In all fairness, these were mid to low grade books. Unlike the high grade books I had submitted previously to the U.S. companies, these books had a lot more room to be improved. So, I’m not suggesting that one presser is better than the other, but simply that Kevin is local, thus cheaper for us Canadians and very capable, so I’m happy to endorse his services. While the books flattened out nicely, there isn’t much that can be done about the stains short of chemical bleaching. While the stains do give away the books former state, the staining is mostly on the back and minimal so they don’t infringe upon the over all aesthetic of the book. I’ve got another small batch of books which could use some love so I hope to pass these off the Doctor the next time I see him. Kevin is a regular the Toronto Comic Book Show (TCBS) and is usually set up near the entrance. Bring your wrinkled books along to the next show on June 14 and enlist Kevin’s services. It may really pay off. If you’re not in the city, Kevin can also be reached through his website. Good luck and save those neglected books.

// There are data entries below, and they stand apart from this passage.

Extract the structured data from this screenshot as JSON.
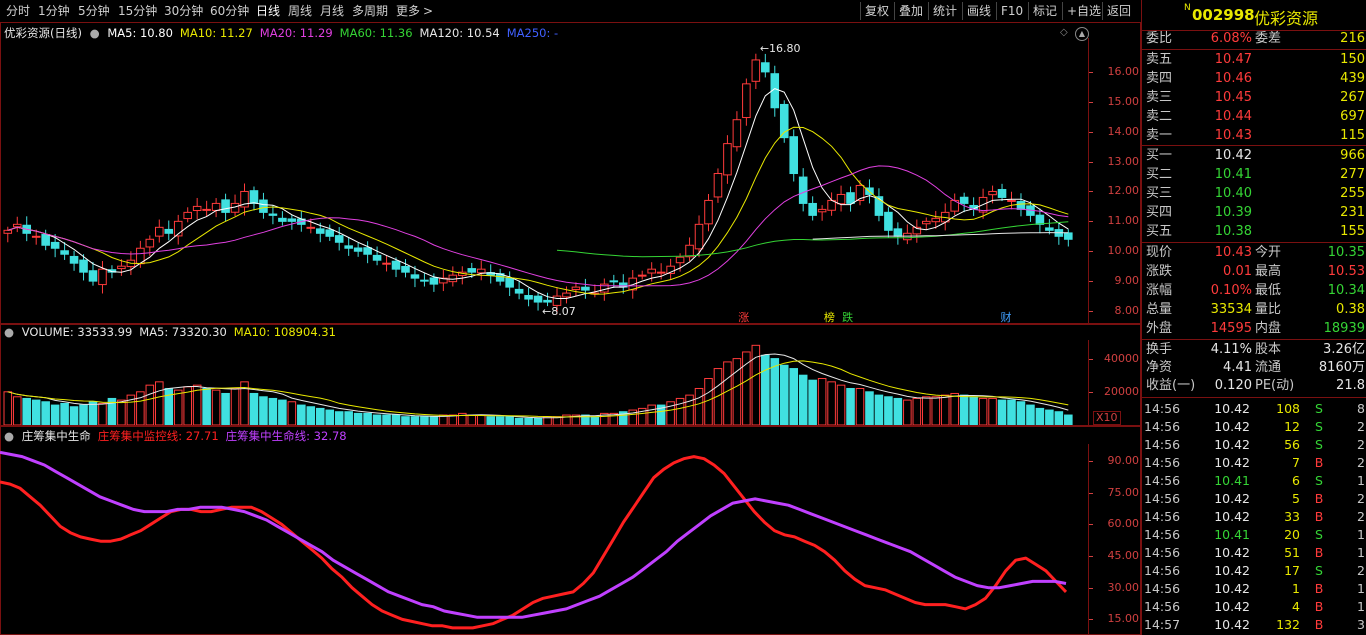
{
  "toolbar": {
    "periods": [
      "分时",
      "1分钟",
      "5分钟",
      "15分钟",
      "30分钟",
      "60分钟",
      "日线",
      "周线",
      "月线",
      "多周期",
      "更多"
    ],
    "active_period": "日线",
    "more_arrow": ">",
    "right_buttons": [
      "复权",
      "叠加",
      "统计",
      "画线",
      "F10",
      "标记",
      "+自选",
      "返回"
    ]
  },
  "main_chart": {
    "legend_name": "优彩资源(日线)",
    "ma": [
      {
        "label": "MA5: 10.80",
        "color": "#ffffff"
      },
      {
        "label": "MA10: 11.27",
        "color": "#e8e800"
      },
      {
        "label": "MA20: 11.29",
        "color": "#e040e0"
      },
      {
        "label": "MA60: 11.36",
        "color": "#35d435"
      },
      {
        "label": "MA120: 10.54",
        "color": "#e6e6e6"
      },
      {
        "label": "MA250: -",
        "color": "#4060ff"
      }
    ],
    "high_marker": "16.80",
    "low_marker": "8.07",
    "event_tags": [
      {
        "text": "涨",
        "color": "#ff3b3b",
        "pos": 0.69
      },
      {
        "text": "榜",
        "color": "#e8e800",
        "pos": 0.77
      },
      {
        "text": "跌",
        "color": "#35d435",
        "pos": 0.787
      },
      {
        "text": "财",
        "color": "#40a0ff",
        "pos": 0.935
      }
    ]
  },
  "volume_chart": {
    "legend": [
      {
        "label": "VOLUME: 33533.99",
        "color": "#e6e6e6"
      },
      {
        "label": "MA5: 73320.30",
        "color": "#e6e6e6"
      },
      {
        "label": "MA10: 108904.31",
        "color": "#e8e800"
      }
    ],
    "unit": "X10"
  },
  "indicator_chart": {
    "legend": [
      {
        "label": "庄筹集中生命",
        "color": "#e6e6e6"
      },
      {
        "label": "庄筹集中监控线: 27.71",
        "color": "#ff2020"
      },
      {
        "label": "庄筹集中生命线: 32.78",
        "color": "#c040ff"
      }
    ]
  },
  "chart_data": [
    {
      "type": "candlestick",
      "title": "优彩资源(日线)",
      "y_ticks": [
        "16.00",
        "15.00",
        "14.00",
        "13.00",
        "12.00",
        "11.00",
        "10.00",
        "9.00",
        "8.00"
      ],
      "ylim": [
        7.8,
        17.0
      ],
      "close_series": [
        10.7,
        10.9,
        10.6,
        10.5,
        10.2,
        10.1,
        9.9,
        9.6,
        9.3,
        9.0,
        9.4,
        9.3,
        9.5,
        9.7,
        10.1,
        10.4,
        10.8,
        10.6,
        11.0,
        11.3,
        11.5,
        11.4,
        11.6,
        11.3,
        11.6,
        12.0,
        11.6,
        11.3,
        11.2,
        11.0,
        11.0,
        10.9,
        10.8,
        10.6,
        10.5,
        10.3,
        10.1,
        10.0,
        9.9,
        9.7,
        9.6,
        9.4,
        9.3,
        9.1,
        9.0,
        8.9,
        9.1,
        9.2,
        9.3,
        9.3,
        9.4,
        9.2,
        9.0,
        8.8,
        8.6,
        8.4,
        8.3,
        8.3,
        8.5,
        8.6,
        8.8,
        8.7,
        8.6,
        8.9,
        9.0,
        8.8,
        9.1,
        9.2,
        9.4,
        9.3,
        9.5,
        9.8,
        10.2,
        10.9,
        11.7,
        12.6,
        13.6,
        14.4,
        15.6,
        16.4,
        16.0,
        14.8,
        13.8,
        12.6,
        11.6,
        11.2,
        11.4,
        11.7,
        11.9,
        11.6,
        12.2,
        11.9,
        11.2,
        10.7,
        10.5,
        10.6,
        10.8,
        11.0,
        11.1,
        11.3,
        11.7,
        11.6,
        11.4,
        11.8,
        12.0,
        11.8,
        11.7,
        11.4,
        11.2,
        10.9,
        10.7,
        10.5,
        10.4
      ],
      "low_price": 8.07,
      "high_price": 16.8
    },
    {
      "type": "bar",
      "title": "VOLUME",
      "y_ticks": [
        "40000",
        "20000"
      ],
      "ylim": [
        0,
        50000
      ],
      "values": [
        20000,
        17000,
        16000,
        15000,
        14000,
        12000,
        13000,
        11000,
        12000,
        14000,
        13000,
        16000,
        15000,
        18000,
        20000,
        24000,
        26000,
        22000,
        21000,
        23000,
        24000,
        22000,
        21000,
        19000,
        22000,
        26000,
        19000,
        17000,
        16000,
        15000,
        14000,
        12000,
        11000,
        10000,
        9000,
        8000,
        8000,
        7000,
        7000,
        6000,
        6000,
        6000,
        5000,
        5000,
        5000,
        5000,
        6000,
        6000,
        7000,
        6000,
        6000,
        5000,
        5000,
        5000,
        4000,
        4000,
        4000,
        5000,
        5000,
        6000,
        6000,
        6000,
        5000,
        7000,
        7000,
        8000,
        9000,
        10000,
        12000,
        12000,
        14000,
        16000,
        18000,
        22000,
        28000,
        34000,
        38000,
        40000,
        44000,
        48000,
        42000,
        40000,
        36000,
        34000,
        30000,
        27000,
        28000,
        26000,
        24000,
        22000,
        22000,
        20000,
        18000,
        17000,
        16000,
        15000,
        16000,
        17000,
        17000,
        18000,
        19000,
        18000,
        17000,
        16000,
        16000,
        15000,
        15000,
        14000,
        12000,
        10000,
        9000,
        8000,
        6000
      ],
      "ma10_value": 108904.31
    },
    {
      "type": "line",
      "title": "庄筹集中生命",
      "y_ticks": [
        "90.00",
        "75.00",
        "60.00",
        "45.00",
        "30.00",
        "15.00"
      ],
      "ylim": [
        10,
        97
      ],
      "series": [
        {
          "name": "庄筹集中监控线",
          "values": [
            80,
            79,
            77,
            73,
            69,
            64,
            59,
            56,
            54,
            53,
            52,
            52,
            53,
            55,
            57,
            60,
            63,
            66,
            67,
            67,
            66,
            66,
            67,
            68,
            68,
            68,
            66,
            63,
            60,
            56,
            52,
            48,
            44,
            39,
            35,
            30,
            26,
            22,
            19,
            17,
            15,
            14,
            13,
            12,
            12,
            11,
            11,
            11,
            12,
            13,
            15,
            17,
            20,
            23,
            25,
            26,
            27,
            28,
            32,
            37,
            45,
            53,
            61,
            68,
            75,
            82,
            86,
            89,
            91,
            92,
            91,
            88,
            84,
            78,
            72,
            66,
            61,
            57,
            55,
            54,
            52,
            50,
            47,
            43,
            38,
            34,
            31,
            30,
            29,
            27,
            25,
            23,
            22,
            22,
            22,
            21,
            20,
            22,
            25,
            31,
            38,
            43,
            44,
            41,
            38,
            33,
            28
          ]
        },
        {
          "name": "庄筹集中生命线",
          "values": [
            94,
            93,
            92,
            90,
            88,
            85,
            82,
            79,
            76,
            73,
            71,
            69,
            67,
            66,
            66,
            66,
            67,
            67,
            68,
            68,
            68,
            67,
            66,
            64,
            62,
            59,
            56,
            53,
            50,
            47,
            43,
            40,
            37,
            34,
            31,
            28,
            26,
            24,
            22,
            21,
            19,
            18,
            17,
            16,
            16,
            16,
            16,
            16,
            17,
            18,
            19,
            20,
            22,
            24,
            26,
            29,
            32,
            35,
            39,
            43,
            47,
            52,
            56,
            60,
            64,
            67,
            70,
            71,
            72,
            71,
            70,
            69,
            67,
            65,
            63,
            61,
            59,
            57,
            55,
            53,
            51,
            49,
            47,
            44,
            41,
            38,
            35,
            33,
            31,
            30,
            30,
            31,
            32,
            33,
            33,
            33,
            32
          ]
        }
      ]
    }
  ],
  "quote": {
    "stock_code": "002998",
    "stock_name": "优彩资源",
    "badge": "N",
    "weibi_label": "委比",
    "weibi_value": "6.08%",
    "weicha_label": "委差",
    "weicha_value": "216",
    "asks": [
      {
        "label": "卖五",
        "price": "10.47",
        "vol": "150",
        "price_color": "#ff3b3b"
      },
      {
        "label": "卖四",
        "price": "10.46",
        "vol": "439",
        "price_color": "#ff3b3b"
      },
      {
        "label": "卖三",
        "price": "10.45",
        "vol": "267",
        "price_color": "#ff3b3b"
      },
      {
        "label": "卖二",
        "price": "10.44",
        "vol": "697",
        "price_color": "#ff3b3b"
      },
      {
        "label": "卖一",
        "price": "10.43",
        "vol": "115",
        "price_color": "#ff3b3b"
      }
    ],
    "bids": [
      {
        "label": "买一",
        "price": "10.42",
        "vol": "966",
        "price_color": "#e6e6e6"
      },
      {
        "label": "买二",
        "price": "10.41",
        "vol": "277",
        "price_color": "#35d435"
      },
      {
        "label": "买三",
        "price": "10.40",
        "vol": "255",
        "price_color": "#35d435"
      },
      {
        "label": "买四",
        "price": "10.39",
        "vol": "231",
        "price_color": "#35d435"
      },
      {
        "label": "买五",
        "price": "10.38",
        "vol": "155",
        "price_color": "#35d435"
      }
    ],
    "stats": [
      {
        "l1": "现价",
        "v1": "10.43",
        "c1": "#ff3b3b",
        "l2": "今开",
        "v2": "10.35",
        "c2": "#35d435"
      },
      {
        "l1": "涨跌",
        "v1": "0.01",
        "c1": "#ff3b3b",
        "l2": "最高",
        "v2": "10.53",
        "c2": "#ff3b3b"
      },
      {
        "l1": "涨幅",
        "v1": "0.10%",
        "c1": "#ff3b3b",
        "l2": "最低",
        "v2": "10.34",
        "c2": "#35d435"
      },
      {
        "l1": "总量",
        "v1": "33534",
        "c1": "#e8e800",
        "l2": "量比",
        "v2": "0.38",
        "c2": "#e8e800"
      },
      {
        "l1": "外盘",
        "v1": "14595",
        "c1": "#ff3b3b",
        "l2": "内盘",
        "v2": "18939",
        "c2": "#35d435"
      }
    ],
    "stats2": [
      {
        "l1": "换手",
        "v1": "4.11%",
        "c1": "#e6e6e6",
        "l2": "股本",
        "v2": "3.26亿",
        "c2": "#e6e6e6"
      },
      {
        "l1": "净资",
        "v1": "4.41",
        "c1": "#e6e6e6",
        "l2": "流通",
        "v2": "8160万",
        "c2": "#e6e6e6"
      },
      {
        "l1": "收益(一)",
        "v1": "0.120",
        "c1": "#e6e6e6",
        "l2": "PE(动)",
        "v2": "21.8",
        "c2": "#e6e6e6"
      }
    ],
    "ticks": [
      {
        "time": "14:56",
        "price": "10.42",
        "price_color": "#e6e6e6",
        "vol": "108",
        "bs": "S",
        "bs_color": "#35d435",
        "n": "8"
      },
      {
        "time": "14:56",
        "price": "10.42",
        "price_color": "#e6e6e6",
        "vol": "12",
        "bs": "S",
        "bs_color": "#35d435",
        "n": "2"
      },
      {
        "time": "14:56",
        "price": "10.42",
        "price_color": "#e6e6e6",
        "vol": "56",
        "bs": "S",
        "bs_color": "#35d435",
        "n": "2"
      },
      {
        "time": "14:56",
        "price": "10.42",
        "price_color": "#e6e6e6",
        "vol": "7",
        "bs": "B",
        "bs_color": "#ff3b3b",
        "n": "2"
      },
      {
        "time": "14:56",
        "price": "10.41",
        "price_color": "#35d435",
        "vol": "6",
        "bs": "S",
        "bs_color": "#35d435",
        "n": "1"
      },
      {
        "time": "14:56",
        "price": "10.42",
        "price_color": "#e6e6e6",
        "vol": "5",
        "bs": "B",
        "bs_color": "#ff3b3b",
        "n": "2"
      },
      {
        "time": "14:56",
        "price": "10.42",
        "price_color": "#e6e6e6",
        "vol": "33",
        "bs": "B",
        "bs_color": "#ff3b3b",
        "n": "2"
      },
      {
        "time": "14:56",
        "price": "10.41",
        "price_color": "#35d435",
        "vol": "20",
        "bs": "S",
        "bs_color": "#35d435",
        "n": "1"
      },
      {
        "time": "14:56",
        "price": "10.42",
        "price_color": "#e6e6e6",
        "vol": "51",
        "bs": "B",
        "bs_color": "#ff3b3b",
        "n": "1"
      },
      {
        "time": "14:56",
        "price": "10.42",
        "price_color": "#e6e6e6",
        "vol": "17",
        "bs": "S",
        "bs_color": "#35d435",
        "n": "2"
      },
      {
        "time": "14:56",
        "price": "10.42",
        "price_color": "#e6e6e6",
        "vol": "1",
        "bs": "B",
        "bs_color": "#ff3b3b",
        "n": "1"
      },
      {
        "time": "14:56",
        "price": "10.42",
        "price_color": "#e6e6e6",
        "vol": "4",
        "bs": "B",
        "bs_color": "#ff3b3b",
        "n": "1"
      },
      {
        "time": "14:57",
        "price": "10.42",
        "price_color": "#e6e6e6",
        "vol": "132",
        "bs": "B",
        "bs_color": "#ff3b3b",
        "n": "3"
      }
    ]
  }
}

Default image
Charlie Kim
Charlie Kim is a designer who is currently transitioning into teaching. While working for various companies, he helped develop many international brands such as the Hong Kong Airport identity, Lenovo’s sponsorship program for the Beijing Olympics and Lavasa, a new city being developed in India. Locally, he's also worked on the 1998 campaign for the Canadian Opera Company, the Canadian Innovations stamp for Canada Post and the terrible Grand & Toy re-brand (hey, they can't all be winners). Charlie’s love affair with art and design all began with comics.
Articles: 50

4 Comments

  1. Great Post Charlie and the stamp of approval will be very appreciated by Kevin as well. I have had about the same results as you, wher ethey often come out in the wash with some up , and some down and the rest staying the same.When it’s dramatic it is a beautiful thing and can make a huge difference in the value of the books.
    Thanks for the info.

  2. Hi Charlie – That pressing service does a wonderful job of taking away wrinkles. The results posted are very impressive. I did want to note that no matter how many wrinkles are taken away, and even if the book is flat as a pancake, moisture damage will limit even the best looking book to about a 6.0 grade.

    Charlie I really like the way you have used the service to take low cost – low grade, unattractive minor key books and turn them into the 4.0-6.0 books, and find them a good home!

  3. Thanks guys. I think the word is catching on about the Comic Doctor. Apparently, Kevin is really busy these days. You also make a great point Mike…

    According to Overstreet, books above 5.0 are not allowed to have stains. The Luke Cage book in particular also suffers from an over spray of distribution ink but I use to own an ASM#129 where the back was all messed up from the ink but it still received a 7.0, which I thought was strange. My feeling is that while Overstreet guidelines do help to set a standard, each book has its own character. But having said, why take a lesser option if a better book is available. I don’t think any of my pressed books would grade above a 6.0 but I’m tempted to submit a couple just to see what they come back as. Perhaps a good topic for a future write up…

  4. Kevin is the man! I found him by Googling pressing services in the Greater Toromto Area and he made the first search page. Easy to talk to, you can tell he is a pro. Definitely a guy I could spend hours chatting with. Thanks for pressing my Batman 232 Comic Doc!

Comments are closed.

%d bloggers like this: